Hands can unfortunately also be used for many bad, even malicious purposes. Hands can be used to perpetuate social injustices and even many social sins, such as human trafficking, the alienation of immigrants, the slaughter of innocent lives, and the destruction - genocide, even - of entire people groups. Hands can be used to promote racism and discrimination, to deny basic human rights, to uphold inequality, to propagate the pornography industry (which includes the literal stripping of human dignity), to hurt minority groups and exclude others. Hands can be used to hold weapons, to deprive others of an education, to continue to advance environmental degradation, to poison, to injure, and many other such things.
Photo credit to Br. Francis de Sales Wagner (Path of Life blog)

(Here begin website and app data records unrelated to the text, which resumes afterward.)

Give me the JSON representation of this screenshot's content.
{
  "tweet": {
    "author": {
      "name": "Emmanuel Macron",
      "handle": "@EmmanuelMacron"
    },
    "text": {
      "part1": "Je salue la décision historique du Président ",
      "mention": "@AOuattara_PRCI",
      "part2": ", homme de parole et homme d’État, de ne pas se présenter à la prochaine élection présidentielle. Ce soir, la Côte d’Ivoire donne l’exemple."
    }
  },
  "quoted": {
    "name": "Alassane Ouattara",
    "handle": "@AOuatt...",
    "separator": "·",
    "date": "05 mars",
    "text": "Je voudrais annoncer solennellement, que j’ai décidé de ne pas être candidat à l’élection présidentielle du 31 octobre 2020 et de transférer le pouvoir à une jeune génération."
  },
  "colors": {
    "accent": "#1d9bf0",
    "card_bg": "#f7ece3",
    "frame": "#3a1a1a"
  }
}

But hands can also be used to stand up for the oppressed and the marginalized. Hands can be used to help social causes - consider movements such as those led by Gandhi or Martin Luther King Jr. Hands can be used to rebel against unjust social orders. Hands can be used to band together as one people. Hands can be joined together in prayer. Hands can be used to heal. Hands can be used to create. Hands can be used for many creative purposes, but can we not also use our hands to help those who are hungry? Can we use our hands to offer drinks to those who are thirsty?

Can we use our hands to offer clothes to those who have little, or none? Could we not also offer up our hands to comfort those who are mourning? Could we not use our hands to write to those who are imprisoned? We can use our hands to build homes for those who have none. We can use our hands to offer up change to those on the streets. Can we use our hands to cook for others? Can we use our hands to clean for others? Perhaps we can use our hands to communicate with the Deaf community. We can use our hands to welcome the immigrants. We can use our hands to tend to and care for our "common home," this environment and creation surrounding us. Perhaps we can also use our hands to show love and care to other animals.

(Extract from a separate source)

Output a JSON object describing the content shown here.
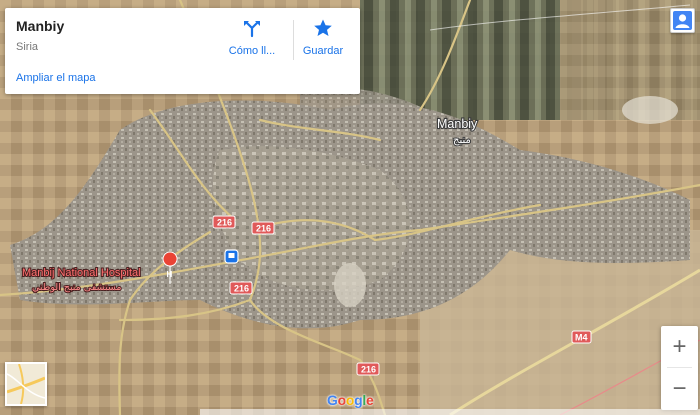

Human beings are remarkable creatures. We have the amazing capacity to use our hands for works of mercy and works of justice. We can do all of these things and more. It is important for us not only to recognize this blessing, but to act on it. In particular, let this be a reminder of the social call one may say that we each have - regardless of religious tradition, culture, ethnic background, etc. - to help each other go through life together.

What will you do with your hands as instruments of mercy and justice?